Once the beam was pretty close to its final resting place, we simply had to re-install the permanent post and attach the beam to the post on both sides of the room.  We used some steel brackets as well as some 2x4s.  We later screwed through the roof into the beam, but not until just prior to getting the new roof. We also had to trim the beam on the exterior to make sure it was even with the others (we left it a foot or so long on purpose so that we could be assure it wouldn’t be too short).

This is also about the time we realized we may as well remove all of the walls in the office.  This would allow us to check the posts supporting the other beam (it was in good shape-phew!), install an overhead light in the center of the ceiling, ground all of the electrical:

replace and add insulation to all of the walls:

And remedy some of the sloppy trim and drywall work like this (notice the crack in the corner of the wall and the way the window casing is inset in the drywall):

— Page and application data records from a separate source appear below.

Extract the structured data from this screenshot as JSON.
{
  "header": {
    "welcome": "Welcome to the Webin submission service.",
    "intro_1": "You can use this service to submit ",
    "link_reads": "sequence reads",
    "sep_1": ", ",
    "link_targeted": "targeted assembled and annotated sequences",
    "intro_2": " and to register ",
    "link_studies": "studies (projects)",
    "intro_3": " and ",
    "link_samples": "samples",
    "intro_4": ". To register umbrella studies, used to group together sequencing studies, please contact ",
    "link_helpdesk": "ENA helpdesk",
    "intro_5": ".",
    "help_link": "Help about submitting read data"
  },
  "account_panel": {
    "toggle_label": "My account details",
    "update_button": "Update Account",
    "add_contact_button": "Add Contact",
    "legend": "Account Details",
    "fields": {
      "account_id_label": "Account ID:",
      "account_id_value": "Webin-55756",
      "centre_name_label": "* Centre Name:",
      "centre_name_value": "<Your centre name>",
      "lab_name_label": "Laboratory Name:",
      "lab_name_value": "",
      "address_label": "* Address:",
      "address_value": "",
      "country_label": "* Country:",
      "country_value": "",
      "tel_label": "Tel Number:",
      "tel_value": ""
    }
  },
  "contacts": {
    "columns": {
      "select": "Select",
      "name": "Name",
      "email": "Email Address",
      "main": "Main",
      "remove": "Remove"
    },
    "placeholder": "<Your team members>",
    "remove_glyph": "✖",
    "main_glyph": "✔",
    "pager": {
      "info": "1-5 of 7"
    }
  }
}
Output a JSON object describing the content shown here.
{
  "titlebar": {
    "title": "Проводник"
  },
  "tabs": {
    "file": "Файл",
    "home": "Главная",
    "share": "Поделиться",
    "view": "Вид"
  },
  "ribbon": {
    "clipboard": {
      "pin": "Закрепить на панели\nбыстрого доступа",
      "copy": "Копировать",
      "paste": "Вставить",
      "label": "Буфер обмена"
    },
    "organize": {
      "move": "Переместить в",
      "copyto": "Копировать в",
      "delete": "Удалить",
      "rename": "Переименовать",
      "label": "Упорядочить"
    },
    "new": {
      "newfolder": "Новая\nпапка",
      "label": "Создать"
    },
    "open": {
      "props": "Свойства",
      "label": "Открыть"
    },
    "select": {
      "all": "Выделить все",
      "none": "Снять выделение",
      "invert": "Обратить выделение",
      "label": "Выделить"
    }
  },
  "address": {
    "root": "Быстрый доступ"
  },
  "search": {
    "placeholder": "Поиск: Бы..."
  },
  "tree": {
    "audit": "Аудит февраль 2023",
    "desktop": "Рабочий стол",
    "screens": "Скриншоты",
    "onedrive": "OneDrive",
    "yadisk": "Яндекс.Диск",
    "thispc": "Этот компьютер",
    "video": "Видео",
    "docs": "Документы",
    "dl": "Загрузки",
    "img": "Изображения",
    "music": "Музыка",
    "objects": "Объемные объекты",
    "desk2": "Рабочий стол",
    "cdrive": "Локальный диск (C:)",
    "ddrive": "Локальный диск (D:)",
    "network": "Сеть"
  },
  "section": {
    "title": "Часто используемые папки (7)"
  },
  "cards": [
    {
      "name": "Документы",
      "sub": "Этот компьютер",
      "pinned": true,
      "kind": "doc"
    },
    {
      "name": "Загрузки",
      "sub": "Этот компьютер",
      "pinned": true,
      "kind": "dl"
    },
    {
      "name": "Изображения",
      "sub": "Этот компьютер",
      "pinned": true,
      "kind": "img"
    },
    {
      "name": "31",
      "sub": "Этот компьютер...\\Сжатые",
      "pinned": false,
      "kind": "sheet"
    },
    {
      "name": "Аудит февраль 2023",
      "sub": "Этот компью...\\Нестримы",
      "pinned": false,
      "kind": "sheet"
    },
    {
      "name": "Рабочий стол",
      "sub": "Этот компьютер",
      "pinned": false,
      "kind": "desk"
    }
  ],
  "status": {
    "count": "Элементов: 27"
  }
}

Tim had gone home (exhausted and sore) so Andy hung the new drywall and I was in charge of the taping and mudding (apparently this fell close enough to the realm of painting which is clearly my territory). I was very nervous about the taping and spent many hours researching online how-tos ( has some great how-tos, as does youtube).  Luckily enough, I procrastinated long enough that Uncle Joe took the initiative and did all of the taping for me (during his vacation no less!), leaving just the mudding.  It turns out you can do a pretty god job with drywall mud even as a novice, it just takes LOTS of time and sanding.

For the wall color, we chose Behr’s “Reflecting Pool.”  In the Home Depot, the color looks very grey, but in the office it is a very pale blue, which Andy likes very much (I had voted for “Dolphin fin” which is much more neutral, but got vetoed).  Ultimately, the office doesn’t look TOO different from how it started (the light fixture is way too small for the room- it’s just a place holder until I find something better), however the temperature difference from the insulation is quite noticeable- it went from being the hottest room in the house during the summer to the coolest!

Some day we’d like to replace the flooring and maybe the desk, but for now it’s good enough.